Illness or Injury

A dog in pain or discomfort may whine. They are asking you for help. Check your dog for injuries. Maybe they’ve eaten something that is making them sick. Take them to the veterinarian right away if you think there may be something wrong.

They Need to Go Outside

It could be that they need to get outside quickly to relieve themselves. Of course, you hear the dog whining, but you should also note the body language that comes with it, such as looking between you and the door. You can then teach them a better way of letting you know what they need. Having them sit quietly at the door or giving them a bell to ring will do the job.

Appeasement and Submission

Some dogs whine while displaying submissive body language. It’s their way of showing their place in the pack or apologizing when you’ve scolded them for bad behavior. Increasing your dog’s confidence may stop the dog whining. Obedience classes or some kind of sport (e.g., agility courses) will help.

Greeting

Some dogs whine while wiggling themselves silly when greeting another dog or a person. It’s someone new! It’s exciting! They may also act this way while you’re about to play with them or you’re preparing their dinner. They have to greet that food!

To stop the dog whining, divert their attention from the excitement with a toy or keep greetings brief and simple. Calming techniques, such as hand targeting, can help as well. Hand targeting involves teaching your dog to tap your palm with their nose. 

Wanting Something

Whether a toy, a treat, or your attention, your dog wants something. Maybe they’re bored, and they need something to do. Like people, dogs need mental stimulation. 

If they’re not getting what they want, they may whine in frustration. Your dog will insist that you explain why you are not cooperating or giving them what they want. 
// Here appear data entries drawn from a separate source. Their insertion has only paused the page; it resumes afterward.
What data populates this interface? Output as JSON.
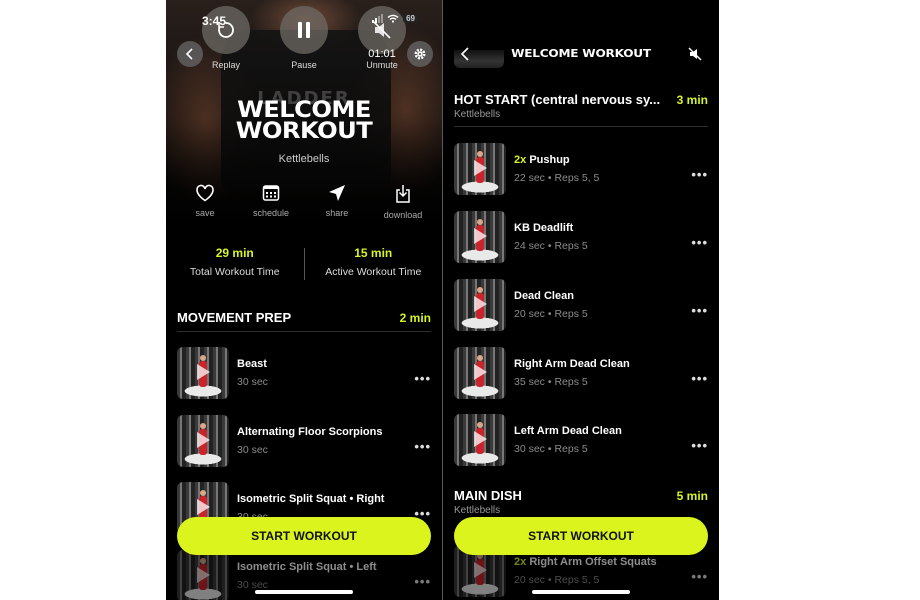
{
  "colors": {
    "accent": "#dbf41e",
    "background": "#000000"
  },
  "left_screen": {
    "status_bar": {
      "time": "3:45",
      "battery": "69"
    },
    "player_controls": {
      "replay": {
        "label": "Replay",
        "icon": "replay-icon"
      },
      "pause": {
        "label": "Pause",
        "icon": "pause-icon"
      },
      "unmute": {
        "label": "Unmute",
        "icon": "mute-icon",
        "time": "01:01"
      }
    },
    "back_icon": "chevron-left-icon",
    "settings_icon": "gear-icon",
    "title_line1": "WELCOME",
    "title_line2": "WORKOUT",
    "subtitle": "Kettlebells",
    "actions": [
      {
        "label": "save",
        "icon": "heart-icon"
      },
      {
        "label": "schedule",
        "icon": "calendar-icon"
      },
      {
        "label": "share",
        "icon": "send-icon"
      },
      {
        "label": "download",
        "icon": "download-icon"
      }
    ],
    "stats": [
      {
        "value": "29 min",
        "caption": "Total Workout Time"
      },
      {
        "value": "15 min",
        "caption": "Active Workout Time"
      }
    ],
    "section": {
      "title": "MOVEMENT PREP",
      "duration": "2 min"
    },
    "exercises": [
      {
        "name": "Beast",
        "meta": "30 sec"
      },
      {
        "name": "Alternating Floor Scorpions",
        "meta": "30 sec"
      },
      {
        "name": "Isometric Split Squat • Right",
        "meta": "30 sec"
      },
      {
        "name": "Isometric Split Squat • Left",
        "meta": "30 sec"
      }
    ],
    "start_button": "START WORKOUT"
  },
  "right_screen": {
    "header_title": "WELCOME WORKOUT",
    "section1": {
      "title": "HOT START (central nervous sy...",
      "duration": "3 min",
      "subtitle": "Kettlebells"
    },
    "exercises": [
      {
        "multiplier": "2x",
        "name": "Pushup",
        "meta": "22 sec • Reps 5, 5"
      },
      {
        "multiplier": "",
        "name": "KB Deadlift",
        "meta": "24 sec • Reps 5"
      },
      {
        "multiplier": "",
        "name": "Dead Clean",
        "meta": "20 sec • Reps 5"
      },
      {
        "multiplier": "",
        "name": "Right Arm Dead Clean",
        "meta": "35 sec • Reps 5"
      },
      {
        "multiplier": "",
        "name": "Left Arm Dead Clean",
        "meta": "30 sec • Reps 5"
      }
    ],
    "section2": {
      "title": "MAIN DISH",
      "duration": "5 min",
      "subtitle": "Kettlebells"
    },
    "section2_exercises": [
      {
        "multiplier": "2x",
        "name": "Right Arm Offset Squats",
        "meta": "20 sec • Reps 5, 5"
      }
    ],
    "start_button": "START WORKOUT"
  }
}
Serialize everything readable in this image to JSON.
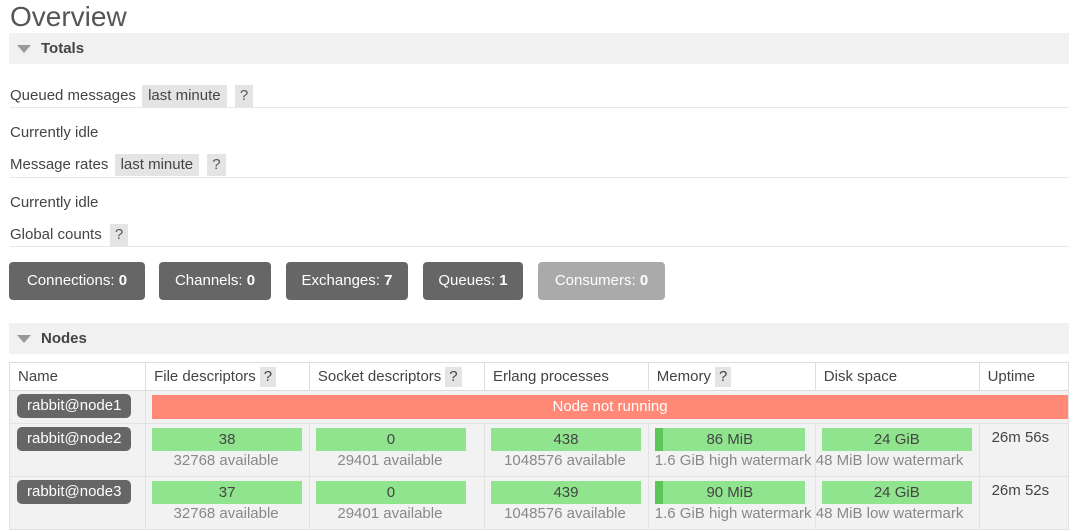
{
  "page": {
    "title": "Overview"
  },
  "totals": {
    "header": "Totals",
    "queued_label": "Queued messages",
    "queued_range": "last minute",
    "queued_help": "?",
    "queued_idle": "Currently idle",
    "rates_label": "Message rates",
    "rates_range": "last minute",
    "rates_help": "?",
    "rates_idle": "Currently idle",
    "global_label": "Global counts",
    "global_help": "?",
    "counts": [
      {
        "label": "Connections:",
        "value": "0"
      },
      {
        "label": "Channels:",
        "value": "0"
      },
      {
        "label": "Exchanges:",
        "value": "7"
      },
      {
        "label": "Queues:",
        "value": "1"
      },
      {
        "label": "Consumers:",
        "value": "0"
      }
    ]
  },
  "nodes": {
    "header": "Nodes",
    "columns": [
      "Name",
      "File descriptors",
      "Socket descriptors",
      "Erlang processes",
      "Memory",
      "Disk space",
      "Uptime"
    ],
    "help": "?",
    "rows": [
      {
        "name": "rabbit@node1",
        "status": "Node not running"
      },
      {
        "name": "rabbit@node2",
        "fd": "38",
        "fd_avail": "32768 available",
        "sock": "0",
        "sock_avail": "29401 available",
        "proc": "438",
        "proc_avail": "1048576 available",
        "mem": "86 MiB",
        "mem_sub": "1.6 GiB high watermark",
        "disk": "24 GiB",
        "disk_sub": "48 MiB low watermark",
        "uptime": "26m 56s"
      },
      {
        "name": "rabbit@node3",
        "fd": "37",
        "fd_avail": "32768 available",
        "sock": "0",
        "sock_avail": "29401 available",
        "proc": "439",
        "proc_avail": "1048576 available",
        "mem": "90 MiB",
        "mem_sub": "1.6 GiB high watermark",
        "disk": "24 GiB",
        "disk_sub": "48 MiB low watermark",
        "uptime": "26m 52s"
      }
    ]
  },
  "colors": {
    "ok": "#90e48d",
    "ok_fill": "#5cc659",
    "error": "#ff8877",
    "badge": "#666666"
  }
}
Teach your dog that being quiet, rather than whining, will get them what they want. For example, ignore them when whining and reward them when quiet. In general, consider how much exercise and stimulation your dog is getting and increase them if necessary.

Fear, Stress, and Anxiety

Thunderstorms and fireworks, unfamiliar people, a trip to the vet; whatever causes your dog discomfort may cause whining as well. For example, with separation anxiety, the dog may whine as soon as you start acting like you’re going to leave the house. Then, while you’re gone, they may whine while pacing or destroy your favorite sofa. 

To fix this, you need to identify the source of fear and anxiety and address it. You can sometimes eradicate the anxiety trigger. If not, you can desensitize your dog to the situation to no longer be stressful. 

A Parting Reminder

Dog whining is a natural part of dogs’ language. Unfortunately, it happens to have a nails-on-the-blackboard effect on your nerves. Fortunately, you can stop it by giving your dog alternatives for communicating with you. 

The key is to recognize why your dog is whining about. Once you identify the root of your dog’s whining, you can successfully teach them some new, more acceptable language that satisfies both of you.